Why such harsh machinery? Why, to write down the stuff and people of everyday, must poems be dressed up in gold, or in old and fearful stone?
I want verses of felt or feather which scarcely weigh, mild verses with the intimacy of beds where people have loved and dreamed. I want poems stained by hands and everydayness.
Verses of pastry which melt into milk and sugar in the mouth, air and water to drink, the bites and kisses of love. I long for eatable sonnets, poems of honey and flour.
Vanity keeps prodding us to lift ourselves skyward or to make deep and useless tunnels underground. So we forget the joyous love-needs of our bodies. We forget about pastries. We are not feeding the world.
In Madras a long time since, I saw a sugary pyramid, a tower of confectionery - one level after another, and in the construction, rubies, and other blushing delights, medieval and yellow.
Someone dirtied his hands to cook up so much sweetness.
Brother poets from here and there, from earth and sky, from Medellin, from Veracruz, Abyssinia, Antofagasta, do you know the recipe for honeycombs?
Let's forget about all that stone.
Let your poetry fill up the equinoctial pastry shop our mouths long to devour - all the children's mouths and the poor adults' also.
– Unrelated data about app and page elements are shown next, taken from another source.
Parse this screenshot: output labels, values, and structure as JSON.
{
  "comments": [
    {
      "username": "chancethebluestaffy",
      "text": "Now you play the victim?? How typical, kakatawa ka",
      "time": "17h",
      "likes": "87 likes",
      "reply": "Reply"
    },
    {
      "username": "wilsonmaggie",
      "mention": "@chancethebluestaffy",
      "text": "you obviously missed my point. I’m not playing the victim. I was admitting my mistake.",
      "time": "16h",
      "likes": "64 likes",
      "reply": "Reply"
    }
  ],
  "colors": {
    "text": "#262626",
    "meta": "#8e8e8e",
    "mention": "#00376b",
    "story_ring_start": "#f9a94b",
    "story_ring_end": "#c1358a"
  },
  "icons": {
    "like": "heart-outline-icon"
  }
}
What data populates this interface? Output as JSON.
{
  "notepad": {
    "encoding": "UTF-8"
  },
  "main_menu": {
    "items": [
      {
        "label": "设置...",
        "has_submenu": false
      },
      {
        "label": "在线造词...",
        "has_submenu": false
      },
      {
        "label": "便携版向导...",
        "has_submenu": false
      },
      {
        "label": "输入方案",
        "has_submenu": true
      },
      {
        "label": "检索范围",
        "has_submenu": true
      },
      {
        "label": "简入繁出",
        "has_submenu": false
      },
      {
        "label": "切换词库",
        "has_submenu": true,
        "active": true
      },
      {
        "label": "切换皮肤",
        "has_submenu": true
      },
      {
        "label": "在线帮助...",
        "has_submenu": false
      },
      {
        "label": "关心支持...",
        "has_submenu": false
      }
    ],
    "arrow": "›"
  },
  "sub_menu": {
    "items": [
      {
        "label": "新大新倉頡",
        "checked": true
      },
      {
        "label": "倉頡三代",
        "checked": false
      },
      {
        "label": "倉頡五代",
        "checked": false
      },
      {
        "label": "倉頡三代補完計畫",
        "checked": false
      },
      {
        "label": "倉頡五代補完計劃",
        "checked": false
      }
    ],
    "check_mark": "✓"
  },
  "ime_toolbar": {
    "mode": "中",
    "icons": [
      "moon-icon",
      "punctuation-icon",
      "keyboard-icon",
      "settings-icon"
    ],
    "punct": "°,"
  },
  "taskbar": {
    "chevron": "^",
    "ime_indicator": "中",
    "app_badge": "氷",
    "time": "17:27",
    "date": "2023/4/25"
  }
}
Don't go on without seeing, relishing, understanding all these hearts of sugar.
Don't be afraid of sweetness.
With or without us, sweetness will go on living and is infinitely alive, forever being revived, for it's in a man's mouth, whether he's eating or singing, that sweetness has its place.